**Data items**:

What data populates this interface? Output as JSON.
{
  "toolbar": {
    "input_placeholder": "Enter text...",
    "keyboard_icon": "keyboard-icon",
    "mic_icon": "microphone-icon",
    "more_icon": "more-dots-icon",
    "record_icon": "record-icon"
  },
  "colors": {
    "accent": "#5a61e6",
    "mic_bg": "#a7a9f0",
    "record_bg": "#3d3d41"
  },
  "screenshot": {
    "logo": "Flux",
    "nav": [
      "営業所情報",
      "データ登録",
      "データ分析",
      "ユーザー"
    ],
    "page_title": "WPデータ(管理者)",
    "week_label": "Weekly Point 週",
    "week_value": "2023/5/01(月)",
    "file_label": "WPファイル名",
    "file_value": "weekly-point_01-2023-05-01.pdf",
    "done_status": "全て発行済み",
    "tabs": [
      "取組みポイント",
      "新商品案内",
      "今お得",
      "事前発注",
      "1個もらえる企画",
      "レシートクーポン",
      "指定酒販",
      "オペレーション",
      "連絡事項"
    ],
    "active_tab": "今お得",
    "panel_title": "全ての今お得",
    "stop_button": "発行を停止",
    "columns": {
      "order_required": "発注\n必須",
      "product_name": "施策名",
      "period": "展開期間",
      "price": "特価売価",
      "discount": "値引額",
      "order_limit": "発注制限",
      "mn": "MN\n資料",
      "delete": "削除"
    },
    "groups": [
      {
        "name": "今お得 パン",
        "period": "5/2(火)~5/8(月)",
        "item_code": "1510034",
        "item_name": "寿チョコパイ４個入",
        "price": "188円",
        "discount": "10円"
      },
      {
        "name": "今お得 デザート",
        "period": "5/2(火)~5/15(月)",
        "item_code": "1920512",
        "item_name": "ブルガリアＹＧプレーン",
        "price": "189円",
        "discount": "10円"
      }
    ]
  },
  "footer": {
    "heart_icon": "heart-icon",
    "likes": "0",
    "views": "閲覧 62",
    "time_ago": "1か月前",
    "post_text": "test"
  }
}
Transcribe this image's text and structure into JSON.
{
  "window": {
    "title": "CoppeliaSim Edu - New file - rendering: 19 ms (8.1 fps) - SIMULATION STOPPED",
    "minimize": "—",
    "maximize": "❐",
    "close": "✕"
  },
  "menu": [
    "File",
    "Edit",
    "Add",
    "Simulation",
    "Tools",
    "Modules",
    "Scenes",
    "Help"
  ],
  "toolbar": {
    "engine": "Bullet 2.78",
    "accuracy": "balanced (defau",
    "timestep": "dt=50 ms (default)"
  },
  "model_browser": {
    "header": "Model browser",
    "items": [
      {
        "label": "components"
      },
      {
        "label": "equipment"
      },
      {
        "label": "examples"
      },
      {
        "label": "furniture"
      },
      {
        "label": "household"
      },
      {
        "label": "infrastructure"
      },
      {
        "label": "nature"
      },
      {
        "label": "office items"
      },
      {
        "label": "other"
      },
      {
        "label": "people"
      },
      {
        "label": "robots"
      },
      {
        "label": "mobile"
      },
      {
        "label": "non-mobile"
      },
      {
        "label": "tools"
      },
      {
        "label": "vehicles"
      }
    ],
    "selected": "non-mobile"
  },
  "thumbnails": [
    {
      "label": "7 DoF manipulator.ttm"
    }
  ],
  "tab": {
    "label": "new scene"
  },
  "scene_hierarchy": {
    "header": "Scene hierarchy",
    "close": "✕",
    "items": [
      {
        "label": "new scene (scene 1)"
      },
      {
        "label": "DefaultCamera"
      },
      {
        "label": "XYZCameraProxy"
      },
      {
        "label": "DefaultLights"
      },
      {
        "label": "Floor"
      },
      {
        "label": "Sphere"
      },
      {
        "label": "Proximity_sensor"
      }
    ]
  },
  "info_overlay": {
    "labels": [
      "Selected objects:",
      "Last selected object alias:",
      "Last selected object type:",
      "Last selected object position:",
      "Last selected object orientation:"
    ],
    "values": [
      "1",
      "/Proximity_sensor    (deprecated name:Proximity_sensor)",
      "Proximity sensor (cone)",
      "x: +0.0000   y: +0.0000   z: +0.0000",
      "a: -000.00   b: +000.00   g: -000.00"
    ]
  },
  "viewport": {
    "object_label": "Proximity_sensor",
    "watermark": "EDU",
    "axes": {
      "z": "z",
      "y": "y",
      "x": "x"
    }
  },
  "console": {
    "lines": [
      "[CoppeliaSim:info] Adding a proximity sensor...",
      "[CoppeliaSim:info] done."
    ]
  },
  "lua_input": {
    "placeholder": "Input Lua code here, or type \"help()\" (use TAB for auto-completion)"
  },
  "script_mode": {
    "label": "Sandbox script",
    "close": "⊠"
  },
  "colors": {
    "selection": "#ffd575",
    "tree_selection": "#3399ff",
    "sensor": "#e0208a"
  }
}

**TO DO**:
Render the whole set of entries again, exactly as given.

**EXPECTED ANSWER**:
What data populates this interface? Output as JSON.
{
  "toolbar": {
    "input_placeholder": "Enter text...",
    "keyboard_icon": "keyboard-icon",
    "mic_icon": "microphone-icon",
    "more_icon": "more-dots-icon",
    "record_icon": "record-icon"
  },
  "colors": {
    "accent": "#5a61e6",
    "mic_bg": "#a7a9f0",
    "record_bg": "#3d3d41"
  },
  "screenshot": {
    "logo": "Flux",
    "nav": [
      "営業所情報",
      "データ登録",
      "データ分析",
      "ユーザー"
    ],
    "page_title": "WPデータ(管理者)",
    "week_label": "Weekly Point 週",
    "week_value": "2023/5/01(月)",
    "file_label": "WPファイル名",
    "file_value": "weekly-point_01-2023-05-01.pdf",
    "done_status": "全て発行済み",
    "tabs": [
      "取組みポイント",
      "新商品案内",
      "今お得",
      "事前発注",
      "1個もらえる企画",
      "レシートクーポン",
      "指定酒販",
      "オペレーション",
      "連絡事項"
    ],
    "active_tab": "今お得",
    "panel_title": "全ての今お得",
    "stop_button": "発行を停止",
    "columns": {
      "order_required": "発注\n必須",
      "product_name": "施策名",
      "period": "展開期間",
      "price": "特価売価",
      "discount": "値引額",
      "order_limit": "発注制限",
      "mn": "MN\n資料",
      "delete": "削除"
    },
    "groups": [
      {
        "name": "今お得 パン",
        "period": "5/2(火)~5/8(月)",
        "item_code": "1510034",
        "item_name": "寿チョコパイ４個入",
        "price": "188円",
        "discount": "10円"
      },
      {
        "name": "今お得 デザート",
        "period": "5/2(火)~5/15(月)",
        "item_code": "1920512",
        "item_name": "ブルガリアＹＧプレーン",
        "price": "189円",
        "discount": "10円"
      }
    ]
  },
  "footer": {
    "heart_icon": "heart-icon",
    "likes": "0",
    "views": "閲覧 62",
    "time_ago": "1か月前",
    "post_text": "test"
  }
}
Transcribe this image's text and structure into JSON.
{
  "window": {
    "title": "CoppeliaSim Edu - New file - rendering: 19 ms (8.1 fps) - SIMULATION STOPPED",
    "minimize": "—",
    "maximize": "❐",
    "close": "✕"
  },
  "menu": [
    "File",
    "Edit",
    "Add",
    "Simulation",
    "Tools",
    "Modules",
    "Scenes",
    "Help"
  ],
  "toolbar": {
    "engine": "Bullet 2.78",
    "accuracy": "balanced (defau",
    "timestep": "dt=50 ms (default)"
  },
  "model_browser": {
    "header": "Model browser",
    "items": [
      {
        "label": "components"
      },
      {
        "label": "equipment"
      },
      {
        "label": "examples"
      },
      {
        "label": "furniture"
      },
      {
        "label": "household"
      },
      {
        "label": "infrastructure"
      },
      {
        "label": "nature"
      },
      {
        "label": "office items"
      },
      {
        "label": "other"
      },
      {
        "label": "people"
      },
      {
        "label": "robots"
      },
      {
        "label": "mobile"
      },
      {
        "label": "non-mobile"
      },
      {
        "label": "tools"
      },
      {
        "label": "vehicles"
      }
    ],
    "selected": "non-mobile"
  },
  "thumbnails": [
    {
      "label": "7 DoF manipulator.ttm"
    }
  ],
  "tab": {
    "label": "new scene"
  },
  "scene_hierarchy": {
    "header": "Scene hierarchy",
    "close": "✕",
    "items": [
      {
        "label": "new scene (scene 1)"
      },
      {
        "label": "DefaultCamera"
      },
      {
        "label": "XYZCameraProxy"
      },
      {
        "label": "DefaultLights"
      },
      {
        "label": "Floor"
      },
      {
        "label": "Sphere"
      },
      {
        "label": "Proximity_sensor"
      }
    ]
  },
  "info_overlay": {
    "labels": [
      "Selected objects:",
      "Last selected object alias:",
      "Last selected object type:",
      "Last selected object position:",
      "Last selected object orientation:"
    ],
    "values": [
      "1",
      "/Proximity_sensor    (deprecated name:Proximity_sensor)",
      "Proximity sensor (cone)",
      "x: +0.0000   y: +0.0000   z: +0.0000",
      "a: -000.00   b: +000.00   g: -000.00"
    ]
  },
  "viewport": {
    "object_label": "Proximity_sensor",
    "watermark": "EDU",
    "axes": {
      "z": "z",
      "y": "y",
      "x": "x"
    }
  },
  "console": {
    "lines": [
      "[CoppeliaSim:info] Adding a proximity sensor...",
      "[CoppeliaSim:info] done."
    ]
  },
  "lua_input": {
    "placeholder": "Input Lua code here, or type \"help()\" (use TAB for auto-completion)"
  },
  "script_mode": {
    "label": "Sandbox script",
    "close": "⊠"
  },
  "colors": {
    "selection": "#ffd575",
    "tree_selection": "#3399ff",
    "sensor": "#e0208a"
  }
}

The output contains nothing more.